The runes seem to be sharply incised with a thin metal tool, perhaps a knife, but the lines are fine and it was well done of Donnie Grieve to notice them right away. Compared to the two split flagstone fragments from the Brough of Birsay which were probably memorial inscriptions, the Skaill Home Farm memorial stone, and the Cunningsburgh memorial inscription from Shetland, these runes are much thinner and finer and feel like they have been done more quickly. In cases such as these it comes in right handy that I have an archaeologist husband, who pointed out to me that the stone looks like it could have been part of a wall. This seems more likely to me than it being a memorial inscription, as it does not in its present state show any sign of it having said anything about saying Pater Noster for someone’s soul, but simply quotes part of the Pater Noster itself, which most people would have known off by heart either in Latin or Norn or both. There is another nice example from Orkney of runes having been incised on the inside face of a stone in the wall of a “hall-like building” at Tuquoy in Westray. It says “Thorstein Einarsson carved these runes.”
The Pater Noster, along with the Ave Maria prayer, are commonly found in runic inscriptions from the medieval period, and usually only part of the text has been carved as in the Orphir example (although this one chose an odd place to stop). More than 35 inscriptions containing at least part of the Pater Noster are known from Scandinavia, with nearly half hailing from Norway. Kristel Zilmer writes: “Judging from the preserved items, separate citations of Pater Noster are less common than Ave Maria. The inscriptions are recorded in clerical settings and on small Christian (lead) amulets, with a few finds originating from (seemingly) secular contexts.” (If you are interested, you can read more here: http://folk.uib.no/hnooh/forskargruppe/nedlastingsmanus/Runic_prayers_zilmer.pdf).
A close parallel to the Orphir inscription was found during excavations on the new library site in Trondheim in the 1980s. Carved on a wooden stick, it breaks off at the same point, and reads: “bater nuster kui es in seli santibisetur” and then adds that Sveinn Audunsson carved these runes and then lists two-thirds of the futhark alphabet. This one has been dated to between 1150-1200. I can’t at present give any precise date for the Orphir Pater Noster inscription, but it’s certainly from the medieval period. It would be interesting to know if there was a building nearby from which the stone could have come. If we are lucky, the missing left-hand part might even still be found.
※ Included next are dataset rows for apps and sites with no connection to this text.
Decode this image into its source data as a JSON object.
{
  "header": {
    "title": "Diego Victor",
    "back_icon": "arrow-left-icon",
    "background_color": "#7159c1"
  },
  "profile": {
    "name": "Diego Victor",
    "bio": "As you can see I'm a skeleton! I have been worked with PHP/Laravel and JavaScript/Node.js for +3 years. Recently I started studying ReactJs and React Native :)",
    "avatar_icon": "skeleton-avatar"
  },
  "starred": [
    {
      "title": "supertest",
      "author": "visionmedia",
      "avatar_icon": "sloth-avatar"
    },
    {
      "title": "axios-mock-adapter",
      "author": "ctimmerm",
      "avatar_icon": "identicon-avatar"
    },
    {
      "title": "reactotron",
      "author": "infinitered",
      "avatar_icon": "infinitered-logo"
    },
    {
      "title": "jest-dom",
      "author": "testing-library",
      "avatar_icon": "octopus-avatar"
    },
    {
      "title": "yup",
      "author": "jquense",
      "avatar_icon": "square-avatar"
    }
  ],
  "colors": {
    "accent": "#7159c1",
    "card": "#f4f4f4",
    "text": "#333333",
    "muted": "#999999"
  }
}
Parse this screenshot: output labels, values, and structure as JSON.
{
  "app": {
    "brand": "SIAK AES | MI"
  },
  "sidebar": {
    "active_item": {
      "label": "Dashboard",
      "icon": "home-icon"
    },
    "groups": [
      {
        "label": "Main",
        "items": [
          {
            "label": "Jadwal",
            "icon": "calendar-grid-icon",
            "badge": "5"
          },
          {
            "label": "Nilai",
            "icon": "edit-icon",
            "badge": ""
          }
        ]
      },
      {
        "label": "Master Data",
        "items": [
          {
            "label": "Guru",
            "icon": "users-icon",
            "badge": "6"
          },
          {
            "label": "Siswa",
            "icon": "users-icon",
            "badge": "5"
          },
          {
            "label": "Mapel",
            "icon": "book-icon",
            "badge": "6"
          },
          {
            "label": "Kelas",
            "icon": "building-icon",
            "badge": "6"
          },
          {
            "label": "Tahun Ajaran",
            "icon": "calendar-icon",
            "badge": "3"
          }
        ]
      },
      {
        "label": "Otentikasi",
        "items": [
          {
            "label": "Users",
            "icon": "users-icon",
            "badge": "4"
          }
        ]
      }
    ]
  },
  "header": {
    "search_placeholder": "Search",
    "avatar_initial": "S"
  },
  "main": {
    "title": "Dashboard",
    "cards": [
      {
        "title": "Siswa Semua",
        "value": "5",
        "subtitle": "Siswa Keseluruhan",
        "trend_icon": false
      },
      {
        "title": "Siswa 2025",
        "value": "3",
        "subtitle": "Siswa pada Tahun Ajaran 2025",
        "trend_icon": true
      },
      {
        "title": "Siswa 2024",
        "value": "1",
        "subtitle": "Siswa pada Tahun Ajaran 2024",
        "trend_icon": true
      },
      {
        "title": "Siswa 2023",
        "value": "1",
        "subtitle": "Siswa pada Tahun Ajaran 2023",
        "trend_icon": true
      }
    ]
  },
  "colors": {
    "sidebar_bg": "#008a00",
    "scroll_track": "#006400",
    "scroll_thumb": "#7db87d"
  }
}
If it were part of a building, it also has interesting implications about runic literacy in Orkney.
I would like to thank Donnie Grieve and Sarah Jane Gibbon for giving me their kind permission to include his runestone in this little write-up. This has been but a preliminary plunge into the sea of what can be said about it. The archaeology of the area – which I know nothing about – will no doubt shed a lot more light on it. I am very much looking forward to reading what Dr Sarah Jane Gibbon has to say on the subject.